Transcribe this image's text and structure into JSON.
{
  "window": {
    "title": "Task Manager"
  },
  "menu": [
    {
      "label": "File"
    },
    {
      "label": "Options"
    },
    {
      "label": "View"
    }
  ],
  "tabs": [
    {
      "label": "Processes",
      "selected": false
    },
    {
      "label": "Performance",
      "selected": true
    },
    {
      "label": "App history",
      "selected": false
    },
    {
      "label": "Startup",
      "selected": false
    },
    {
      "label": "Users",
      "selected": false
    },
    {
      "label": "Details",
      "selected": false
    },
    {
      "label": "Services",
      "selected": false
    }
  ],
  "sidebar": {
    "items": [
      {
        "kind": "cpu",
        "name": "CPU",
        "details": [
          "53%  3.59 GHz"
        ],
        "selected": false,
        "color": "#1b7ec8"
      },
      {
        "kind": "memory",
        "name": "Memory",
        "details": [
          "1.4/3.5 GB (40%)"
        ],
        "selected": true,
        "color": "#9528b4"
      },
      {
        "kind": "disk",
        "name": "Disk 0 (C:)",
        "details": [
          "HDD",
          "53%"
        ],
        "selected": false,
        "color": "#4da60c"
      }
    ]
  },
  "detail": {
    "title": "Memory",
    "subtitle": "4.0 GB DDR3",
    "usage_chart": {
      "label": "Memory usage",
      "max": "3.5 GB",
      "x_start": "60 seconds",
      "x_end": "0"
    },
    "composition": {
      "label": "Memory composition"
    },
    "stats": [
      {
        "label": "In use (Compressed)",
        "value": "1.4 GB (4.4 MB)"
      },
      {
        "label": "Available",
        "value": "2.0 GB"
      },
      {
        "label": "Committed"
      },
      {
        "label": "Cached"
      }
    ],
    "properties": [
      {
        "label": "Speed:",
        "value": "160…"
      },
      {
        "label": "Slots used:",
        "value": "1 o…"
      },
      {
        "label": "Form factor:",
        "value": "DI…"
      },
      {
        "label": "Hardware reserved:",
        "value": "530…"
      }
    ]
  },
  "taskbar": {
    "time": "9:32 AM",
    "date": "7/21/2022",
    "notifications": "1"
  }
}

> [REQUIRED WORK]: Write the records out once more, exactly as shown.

> [OUTPUT BELOW]:
Transcribe this image's text and structure into JSON.
{
  "window": {
    "title": "Task Manager"
  },
  "menu": [
    {
      "label": "File"
    },
    {
      "label": "Options"
    },
    {
      "label": "View"
    }
  ],
  "tabs": [
    {
      "label": "Processes",
      "selected": false
    },
    {
      "label": "Performance",
      "selected": true
    },
    {
      "label": "App history",
      "selected": false
    },
    {
      "label": "Startup",
      "selected": false
    },
    {
      "label": "Users",
      "selected": false
    },
    {
      "label": "Details",
      "selected": false
    },
    {
      "label": "Services",
      "selected": false
    }
  ],
  "sidebar": {
    "items": [
      {
        "kind": "cpu",
        "name": "CPU",
        "details": [
          "53%  3.59 GHz"
        ],
        "selected": false,
        "color": "#1b7ec8"
      },
      {
        "kind": "memory",
        "name": "Memory",
        "details": [
          "1.4/3.5 GB (40%)"
        ],
        "selected": true,
        "color": "#9528b4"
      },
      {
        "kind": "disk",
        "name": "Disk 0 (C:)",
        "details": [
          "HDD",
          "53%"
        ],
        "selected": false,
        "color": "#4da60c"
      }
    ]
  },
  "detail": {
    "title": "Memory",
    "subtitle": "4.0 GB DDR3",
    "usage_chart": {
      "label": "Memory usage",
      "max": "3.5 GB",
      "x_start": "60 seconds",
      "x_end": "0"
    },
    "composition": {
      "label": "Memory composition"
    },
    "stats": [
      {
        "label": "In use (Compressed)",
        "value": "1.4 GB (4.4 MB)"
      },
      {
        "label": "Available",
        "value": "2.0 GB"
      },
      {
        "label": "Committed"
      },
      {
        "label": "Cached"
      }
    ],
    "properties": [
      {
        "label": "Speed:",
        "value": "160…"
      },
      {
        "label": "Slots used:",
        "value": "1 o…"
      },
      {
        "label": "Form factor:",
        "value": "DI…"
      },
      {
        "label": "Hardware reserved:",
        "value": "530…"
      }
    ]
  },
  "taskbar": {
    "time": "9:32 AM",
    "date": "7/21/2022",
    "notifications": "1"
  }
}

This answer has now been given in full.